This afternoon we drove to Rye, another nearby medieval town. We parked near the old town gate.
The village has existed since Norman times, but was completely burned to the ground by the French in 1377, with the exception of the fortress tower, now known as Ypres Tower, and possibly the city gate. Nevertheless, it looks today like nearly half the buildings in the old city were built in the 15th and 16th centuries:
The roads and walkways are all ancient cobblestone. It’s very hard to walk on now.
We walked up the hill to Ypres Tower which was built in 1249 as a fortress tower, but was subsequently used as a prison and is now a museum.
This must be where the prisoners were let out to get some air and sunshine – notice how the spikes on the walls point inward and down.
None of the prisoners were going to get out of their cells through these doors.
Down in the basement, they had an assortment of knight’s helmets from different periods (they are progressively more recent in the following photos). I tried them on with my best grimace:
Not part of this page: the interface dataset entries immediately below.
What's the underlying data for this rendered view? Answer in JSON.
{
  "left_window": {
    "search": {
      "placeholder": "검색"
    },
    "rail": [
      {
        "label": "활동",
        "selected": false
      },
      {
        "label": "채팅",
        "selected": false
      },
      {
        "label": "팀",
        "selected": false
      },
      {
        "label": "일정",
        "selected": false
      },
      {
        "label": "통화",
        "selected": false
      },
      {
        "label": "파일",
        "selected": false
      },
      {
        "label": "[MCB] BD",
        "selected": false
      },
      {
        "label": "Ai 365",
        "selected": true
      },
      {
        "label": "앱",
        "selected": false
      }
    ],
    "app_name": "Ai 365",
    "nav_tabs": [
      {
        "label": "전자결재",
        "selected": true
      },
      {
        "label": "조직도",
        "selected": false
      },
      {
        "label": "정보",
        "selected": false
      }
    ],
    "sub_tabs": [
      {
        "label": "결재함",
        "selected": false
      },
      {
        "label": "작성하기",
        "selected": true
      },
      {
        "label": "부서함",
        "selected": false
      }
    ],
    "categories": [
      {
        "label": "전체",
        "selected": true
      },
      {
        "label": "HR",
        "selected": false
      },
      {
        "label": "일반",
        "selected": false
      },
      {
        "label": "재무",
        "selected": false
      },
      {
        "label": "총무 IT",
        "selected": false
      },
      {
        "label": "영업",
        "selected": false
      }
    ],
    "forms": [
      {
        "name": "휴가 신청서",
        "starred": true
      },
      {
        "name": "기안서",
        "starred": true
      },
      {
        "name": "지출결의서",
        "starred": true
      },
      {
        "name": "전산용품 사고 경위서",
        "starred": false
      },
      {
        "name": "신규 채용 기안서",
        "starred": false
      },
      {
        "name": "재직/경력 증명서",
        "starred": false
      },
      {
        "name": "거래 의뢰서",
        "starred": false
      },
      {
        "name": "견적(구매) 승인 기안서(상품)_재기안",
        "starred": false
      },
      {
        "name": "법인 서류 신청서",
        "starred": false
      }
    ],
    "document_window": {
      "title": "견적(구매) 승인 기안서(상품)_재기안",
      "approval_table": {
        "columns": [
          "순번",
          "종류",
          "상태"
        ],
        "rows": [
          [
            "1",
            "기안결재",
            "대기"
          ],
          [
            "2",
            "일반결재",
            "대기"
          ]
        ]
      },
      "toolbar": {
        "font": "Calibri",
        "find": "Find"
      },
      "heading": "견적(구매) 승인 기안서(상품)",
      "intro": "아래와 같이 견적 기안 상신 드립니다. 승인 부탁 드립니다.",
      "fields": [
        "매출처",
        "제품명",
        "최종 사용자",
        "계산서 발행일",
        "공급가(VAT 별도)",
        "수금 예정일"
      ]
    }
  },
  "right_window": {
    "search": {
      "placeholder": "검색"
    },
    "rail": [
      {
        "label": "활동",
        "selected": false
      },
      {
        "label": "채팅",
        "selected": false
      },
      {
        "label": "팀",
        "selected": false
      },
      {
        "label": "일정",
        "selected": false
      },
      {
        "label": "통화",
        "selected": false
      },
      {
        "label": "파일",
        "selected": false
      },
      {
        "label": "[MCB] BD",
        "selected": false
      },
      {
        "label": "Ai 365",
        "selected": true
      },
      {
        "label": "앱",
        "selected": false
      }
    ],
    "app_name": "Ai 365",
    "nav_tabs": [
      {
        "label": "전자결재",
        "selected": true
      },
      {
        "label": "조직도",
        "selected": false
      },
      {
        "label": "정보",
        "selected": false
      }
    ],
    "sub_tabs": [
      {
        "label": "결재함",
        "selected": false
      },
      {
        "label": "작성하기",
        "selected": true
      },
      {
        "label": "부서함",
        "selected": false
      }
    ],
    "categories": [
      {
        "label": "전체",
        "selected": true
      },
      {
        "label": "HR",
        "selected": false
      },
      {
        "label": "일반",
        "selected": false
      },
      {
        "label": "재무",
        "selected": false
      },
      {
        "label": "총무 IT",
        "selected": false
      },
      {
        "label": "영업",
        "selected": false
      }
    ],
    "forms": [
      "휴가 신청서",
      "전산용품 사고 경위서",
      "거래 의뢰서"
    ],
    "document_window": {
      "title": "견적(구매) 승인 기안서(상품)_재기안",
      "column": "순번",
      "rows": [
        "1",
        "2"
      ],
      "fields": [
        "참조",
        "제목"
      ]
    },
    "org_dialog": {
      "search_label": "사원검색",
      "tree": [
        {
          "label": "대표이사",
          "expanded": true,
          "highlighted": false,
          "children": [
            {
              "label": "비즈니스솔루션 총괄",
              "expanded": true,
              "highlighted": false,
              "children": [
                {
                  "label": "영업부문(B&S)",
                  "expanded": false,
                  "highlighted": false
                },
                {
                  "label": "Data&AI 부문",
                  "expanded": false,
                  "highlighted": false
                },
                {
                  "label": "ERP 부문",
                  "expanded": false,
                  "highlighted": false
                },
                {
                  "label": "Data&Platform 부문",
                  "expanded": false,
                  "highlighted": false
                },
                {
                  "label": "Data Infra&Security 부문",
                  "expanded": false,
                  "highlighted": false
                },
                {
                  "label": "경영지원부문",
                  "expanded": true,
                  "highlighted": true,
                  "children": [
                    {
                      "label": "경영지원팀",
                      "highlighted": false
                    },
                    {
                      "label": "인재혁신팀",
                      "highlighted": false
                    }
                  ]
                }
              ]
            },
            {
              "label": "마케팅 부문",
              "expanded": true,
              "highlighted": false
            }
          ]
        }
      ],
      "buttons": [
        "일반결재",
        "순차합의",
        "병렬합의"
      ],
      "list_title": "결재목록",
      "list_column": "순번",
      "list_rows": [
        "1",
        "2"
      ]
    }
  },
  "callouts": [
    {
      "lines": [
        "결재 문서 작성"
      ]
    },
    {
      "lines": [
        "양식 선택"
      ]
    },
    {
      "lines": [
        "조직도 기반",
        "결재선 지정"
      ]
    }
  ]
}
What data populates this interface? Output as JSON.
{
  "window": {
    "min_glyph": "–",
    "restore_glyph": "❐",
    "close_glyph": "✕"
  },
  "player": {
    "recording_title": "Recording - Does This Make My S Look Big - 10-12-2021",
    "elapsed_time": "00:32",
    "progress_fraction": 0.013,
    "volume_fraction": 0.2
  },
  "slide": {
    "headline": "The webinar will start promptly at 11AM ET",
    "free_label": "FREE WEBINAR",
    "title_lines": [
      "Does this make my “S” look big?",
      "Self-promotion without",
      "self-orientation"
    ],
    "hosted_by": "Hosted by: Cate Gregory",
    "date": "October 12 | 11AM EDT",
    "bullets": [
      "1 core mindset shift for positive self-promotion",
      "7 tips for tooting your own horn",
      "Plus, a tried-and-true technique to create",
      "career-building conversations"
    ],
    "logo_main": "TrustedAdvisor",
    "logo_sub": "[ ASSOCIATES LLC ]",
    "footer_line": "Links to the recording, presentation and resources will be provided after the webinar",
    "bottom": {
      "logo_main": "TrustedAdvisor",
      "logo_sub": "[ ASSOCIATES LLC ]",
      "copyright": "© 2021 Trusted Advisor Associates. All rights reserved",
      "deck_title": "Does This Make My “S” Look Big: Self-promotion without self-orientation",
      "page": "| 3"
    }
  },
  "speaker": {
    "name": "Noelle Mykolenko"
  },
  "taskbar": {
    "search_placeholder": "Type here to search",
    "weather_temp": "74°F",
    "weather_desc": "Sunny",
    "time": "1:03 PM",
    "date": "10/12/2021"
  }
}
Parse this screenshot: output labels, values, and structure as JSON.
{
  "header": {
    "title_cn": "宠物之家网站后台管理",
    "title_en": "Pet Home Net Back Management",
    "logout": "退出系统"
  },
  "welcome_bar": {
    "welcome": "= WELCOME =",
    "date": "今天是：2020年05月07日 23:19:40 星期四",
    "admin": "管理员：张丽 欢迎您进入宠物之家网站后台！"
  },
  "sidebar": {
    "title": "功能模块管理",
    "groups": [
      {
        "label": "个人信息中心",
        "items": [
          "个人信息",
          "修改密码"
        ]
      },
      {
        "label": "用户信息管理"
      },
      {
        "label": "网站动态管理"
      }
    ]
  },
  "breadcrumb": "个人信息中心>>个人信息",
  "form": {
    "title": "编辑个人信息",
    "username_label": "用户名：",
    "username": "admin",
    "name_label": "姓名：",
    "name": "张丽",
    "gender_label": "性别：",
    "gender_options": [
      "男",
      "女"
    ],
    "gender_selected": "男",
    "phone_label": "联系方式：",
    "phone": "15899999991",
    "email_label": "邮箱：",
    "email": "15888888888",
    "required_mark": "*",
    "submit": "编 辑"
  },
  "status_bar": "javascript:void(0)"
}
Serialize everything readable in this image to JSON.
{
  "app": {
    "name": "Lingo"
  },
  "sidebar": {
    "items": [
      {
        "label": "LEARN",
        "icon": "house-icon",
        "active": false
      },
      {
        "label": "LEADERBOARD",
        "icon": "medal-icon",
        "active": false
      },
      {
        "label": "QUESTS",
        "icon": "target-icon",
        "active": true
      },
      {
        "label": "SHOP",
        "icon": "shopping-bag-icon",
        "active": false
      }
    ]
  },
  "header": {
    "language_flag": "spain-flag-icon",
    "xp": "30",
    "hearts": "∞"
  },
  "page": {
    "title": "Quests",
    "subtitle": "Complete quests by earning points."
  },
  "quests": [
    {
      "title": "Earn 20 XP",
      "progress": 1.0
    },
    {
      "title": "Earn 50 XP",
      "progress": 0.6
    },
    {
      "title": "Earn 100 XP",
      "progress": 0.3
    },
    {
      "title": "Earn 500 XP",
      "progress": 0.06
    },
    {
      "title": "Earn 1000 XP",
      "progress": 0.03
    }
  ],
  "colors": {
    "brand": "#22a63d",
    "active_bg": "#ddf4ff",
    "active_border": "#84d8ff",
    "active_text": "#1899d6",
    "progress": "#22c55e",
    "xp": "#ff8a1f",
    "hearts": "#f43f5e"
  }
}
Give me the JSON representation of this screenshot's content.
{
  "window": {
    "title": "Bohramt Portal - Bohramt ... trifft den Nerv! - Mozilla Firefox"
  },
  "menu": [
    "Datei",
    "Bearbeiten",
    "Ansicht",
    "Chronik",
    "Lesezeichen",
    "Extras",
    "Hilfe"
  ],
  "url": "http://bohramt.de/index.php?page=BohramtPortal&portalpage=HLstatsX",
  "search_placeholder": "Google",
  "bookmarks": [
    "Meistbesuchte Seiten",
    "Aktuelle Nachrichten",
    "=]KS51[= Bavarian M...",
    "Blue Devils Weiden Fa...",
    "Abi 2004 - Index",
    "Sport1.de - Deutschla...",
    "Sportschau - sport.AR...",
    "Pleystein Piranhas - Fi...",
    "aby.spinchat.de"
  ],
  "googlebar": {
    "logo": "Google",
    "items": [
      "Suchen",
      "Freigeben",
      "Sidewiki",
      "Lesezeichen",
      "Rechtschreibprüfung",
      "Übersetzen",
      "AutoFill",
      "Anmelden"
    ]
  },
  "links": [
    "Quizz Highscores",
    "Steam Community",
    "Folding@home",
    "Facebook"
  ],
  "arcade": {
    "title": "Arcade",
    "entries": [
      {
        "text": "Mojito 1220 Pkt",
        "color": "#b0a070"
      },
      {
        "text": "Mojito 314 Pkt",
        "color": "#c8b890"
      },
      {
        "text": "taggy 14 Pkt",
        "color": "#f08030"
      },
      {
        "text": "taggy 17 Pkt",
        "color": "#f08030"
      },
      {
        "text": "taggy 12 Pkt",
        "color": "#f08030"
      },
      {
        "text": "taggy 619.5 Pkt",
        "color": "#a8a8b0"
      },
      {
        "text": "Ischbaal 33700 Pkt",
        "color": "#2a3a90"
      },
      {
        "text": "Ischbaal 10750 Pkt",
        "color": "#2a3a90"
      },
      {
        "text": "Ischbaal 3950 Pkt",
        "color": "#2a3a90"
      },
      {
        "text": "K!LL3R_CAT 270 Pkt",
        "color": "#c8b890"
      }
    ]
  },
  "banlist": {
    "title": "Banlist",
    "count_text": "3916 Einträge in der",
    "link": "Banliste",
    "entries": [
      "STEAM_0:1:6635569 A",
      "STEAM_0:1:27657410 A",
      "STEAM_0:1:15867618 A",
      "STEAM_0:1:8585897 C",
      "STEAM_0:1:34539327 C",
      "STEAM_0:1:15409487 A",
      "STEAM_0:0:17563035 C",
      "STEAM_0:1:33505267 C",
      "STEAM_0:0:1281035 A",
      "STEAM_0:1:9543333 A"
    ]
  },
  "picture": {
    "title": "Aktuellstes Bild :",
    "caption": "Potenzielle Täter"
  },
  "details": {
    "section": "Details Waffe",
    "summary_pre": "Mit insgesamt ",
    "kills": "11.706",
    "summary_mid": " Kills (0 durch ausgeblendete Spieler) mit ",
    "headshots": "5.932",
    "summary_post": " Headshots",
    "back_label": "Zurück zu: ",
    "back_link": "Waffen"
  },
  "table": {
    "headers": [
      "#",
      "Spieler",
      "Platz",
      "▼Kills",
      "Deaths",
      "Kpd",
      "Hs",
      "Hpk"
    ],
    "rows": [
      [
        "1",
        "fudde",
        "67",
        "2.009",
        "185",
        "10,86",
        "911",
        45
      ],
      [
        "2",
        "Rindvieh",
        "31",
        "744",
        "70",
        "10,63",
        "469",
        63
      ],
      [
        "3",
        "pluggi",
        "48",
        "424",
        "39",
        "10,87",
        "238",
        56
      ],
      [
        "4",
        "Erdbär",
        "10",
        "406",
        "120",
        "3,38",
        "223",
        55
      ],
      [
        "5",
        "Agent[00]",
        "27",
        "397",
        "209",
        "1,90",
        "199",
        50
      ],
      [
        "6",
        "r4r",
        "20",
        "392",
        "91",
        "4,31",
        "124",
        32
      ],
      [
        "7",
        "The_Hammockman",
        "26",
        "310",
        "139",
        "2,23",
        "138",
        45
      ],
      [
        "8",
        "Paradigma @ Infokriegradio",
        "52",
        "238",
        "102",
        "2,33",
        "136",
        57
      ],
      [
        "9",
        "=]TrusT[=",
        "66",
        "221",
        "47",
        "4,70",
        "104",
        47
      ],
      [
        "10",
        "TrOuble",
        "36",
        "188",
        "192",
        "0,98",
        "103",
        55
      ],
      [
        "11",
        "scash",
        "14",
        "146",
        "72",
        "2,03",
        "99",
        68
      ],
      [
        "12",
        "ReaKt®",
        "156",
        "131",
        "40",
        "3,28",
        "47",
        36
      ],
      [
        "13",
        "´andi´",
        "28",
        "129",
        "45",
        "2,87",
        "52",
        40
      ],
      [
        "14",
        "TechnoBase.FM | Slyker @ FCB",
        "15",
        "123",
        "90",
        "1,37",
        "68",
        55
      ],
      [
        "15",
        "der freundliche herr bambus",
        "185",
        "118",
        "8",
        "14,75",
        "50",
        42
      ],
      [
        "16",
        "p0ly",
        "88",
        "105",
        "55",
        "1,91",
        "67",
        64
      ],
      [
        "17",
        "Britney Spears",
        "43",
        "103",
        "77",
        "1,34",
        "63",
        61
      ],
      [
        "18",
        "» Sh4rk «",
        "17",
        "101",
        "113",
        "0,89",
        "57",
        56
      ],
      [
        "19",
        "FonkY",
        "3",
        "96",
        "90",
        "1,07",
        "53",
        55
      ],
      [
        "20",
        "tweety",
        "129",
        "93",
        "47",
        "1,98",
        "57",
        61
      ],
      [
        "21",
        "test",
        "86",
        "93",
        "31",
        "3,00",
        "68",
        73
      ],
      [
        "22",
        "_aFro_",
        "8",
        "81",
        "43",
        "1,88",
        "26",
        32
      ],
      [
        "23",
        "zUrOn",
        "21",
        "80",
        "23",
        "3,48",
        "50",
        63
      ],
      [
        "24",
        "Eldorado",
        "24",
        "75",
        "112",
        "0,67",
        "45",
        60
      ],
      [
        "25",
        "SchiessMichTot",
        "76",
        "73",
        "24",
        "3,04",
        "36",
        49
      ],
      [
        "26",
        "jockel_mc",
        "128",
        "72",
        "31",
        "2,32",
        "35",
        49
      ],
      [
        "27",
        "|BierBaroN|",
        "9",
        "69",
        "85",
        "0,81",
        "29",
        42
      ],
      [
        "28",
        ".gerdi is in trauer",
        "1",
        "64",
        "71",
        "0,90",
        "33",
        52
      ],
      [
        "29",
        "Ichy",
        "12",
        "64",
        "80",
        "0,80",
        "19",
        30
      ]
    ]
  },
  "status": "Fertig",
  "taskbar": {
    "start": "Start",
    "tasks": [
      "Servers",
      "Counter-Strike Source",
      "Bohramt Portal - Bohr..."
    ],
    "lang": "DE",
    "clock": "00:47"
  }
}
After leaving the tower, we walked to St. Mary’s Church, parts of which may also have been from Norman times, surviving the destruction of 1377. The cherry blossoms were in full bloom.
It seems that Rye was a real hotspot here back in 1573 when Queen Elizabeth I visited the town. Apparently, however, it’s been all downhill ever since.